*Requirement:* When you find the word "στην" in a line of the entries, please copy the whole line.

· · · ·

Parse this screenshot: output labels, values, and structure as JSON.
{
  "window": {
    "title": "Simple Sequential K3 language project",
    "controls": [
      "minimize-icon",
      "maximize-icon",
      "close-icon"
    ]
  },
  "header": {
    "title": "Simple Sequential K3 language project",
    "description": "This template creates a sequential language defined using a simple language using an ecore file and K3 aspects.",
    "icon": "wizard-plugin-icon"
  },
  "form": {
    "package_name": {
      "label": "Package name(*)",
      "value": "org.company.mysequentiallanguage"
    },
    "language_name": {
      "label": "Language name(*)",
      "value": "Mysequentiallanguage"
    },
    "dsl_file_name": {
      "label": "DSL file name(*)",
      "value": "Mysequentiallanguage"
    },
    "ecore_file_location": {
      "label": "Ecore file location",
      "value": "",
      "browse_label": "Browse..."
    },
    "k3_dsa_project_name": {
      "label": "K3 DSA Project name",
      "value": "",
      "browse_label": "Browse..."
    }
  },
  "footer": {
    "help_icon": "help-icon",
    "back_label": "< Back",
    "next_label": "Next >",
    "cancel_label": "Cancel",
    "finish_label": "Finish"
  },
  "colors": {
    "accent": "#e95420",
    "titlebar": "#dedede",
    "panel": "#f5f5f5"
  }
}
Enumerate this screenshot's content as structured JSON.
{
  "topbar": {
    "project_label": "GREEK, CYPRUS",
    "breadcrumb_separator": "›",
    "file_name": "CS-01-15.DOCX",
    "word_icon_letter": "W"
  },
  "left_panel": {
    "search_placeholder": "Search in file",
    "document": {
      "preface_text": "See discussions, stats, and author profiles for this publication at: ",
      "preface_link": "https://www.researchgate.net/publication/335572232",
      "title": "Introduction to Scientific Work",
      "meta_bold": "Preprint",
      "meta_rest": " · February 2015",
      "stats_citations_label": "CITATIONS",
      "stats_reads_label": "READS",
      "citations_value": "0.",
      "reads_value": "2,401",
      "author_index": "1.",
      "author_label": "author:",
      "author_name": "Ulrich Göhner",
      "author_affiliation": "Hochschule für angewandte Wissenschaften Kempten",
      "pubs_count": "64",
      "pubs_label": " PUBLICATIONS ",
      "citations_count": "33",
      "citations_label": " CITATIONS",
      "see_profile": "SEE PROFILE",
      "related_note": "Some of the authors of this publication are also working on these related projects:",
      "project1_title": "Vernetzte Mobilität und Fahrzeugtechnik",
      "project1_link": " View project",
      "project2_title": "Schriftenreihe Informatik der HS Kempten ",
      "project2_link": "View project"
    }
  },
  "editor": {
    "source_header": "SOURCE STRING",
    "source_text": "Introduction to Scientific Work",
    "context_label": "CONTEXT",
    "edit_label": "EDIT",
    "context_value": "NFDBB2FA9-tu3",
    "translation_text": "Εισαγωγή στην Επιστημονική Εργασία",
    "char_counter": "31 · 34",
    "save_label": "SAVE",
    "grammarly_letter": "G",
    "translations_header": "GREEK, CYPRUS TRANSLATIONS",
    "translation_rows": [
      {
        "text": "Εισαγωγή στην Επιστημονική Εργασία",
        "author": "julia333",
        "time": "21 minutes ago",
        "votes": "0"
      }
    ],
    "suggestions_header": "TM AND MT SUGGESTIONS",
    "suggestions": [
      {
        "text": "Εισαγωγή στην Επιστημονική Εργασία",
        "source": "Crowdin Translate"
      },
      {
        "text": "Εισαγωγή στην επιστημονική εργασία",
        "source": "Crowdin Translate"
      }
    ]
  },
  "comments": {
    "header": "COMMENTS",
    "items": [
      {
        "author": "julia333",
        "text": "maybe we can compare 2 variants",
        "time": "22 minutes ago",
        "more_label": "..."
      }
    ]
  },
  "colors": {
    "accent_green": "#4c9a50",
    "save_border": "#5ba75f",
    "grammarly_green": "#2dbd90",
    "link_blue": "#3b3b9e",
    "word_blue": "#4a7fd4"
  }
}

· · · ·

*Solution to this task:*
    "translation_text": "Εισαγωγή στην Επιστημονική Εργασία",
        "text": "Εισαγωγή στην Επιστημονική Εργασία",
        "text": "Εισαγωγή στην Επιστημονική Εργασία",
        "text": "Εισαγωγή στην επιστημονική εργασία",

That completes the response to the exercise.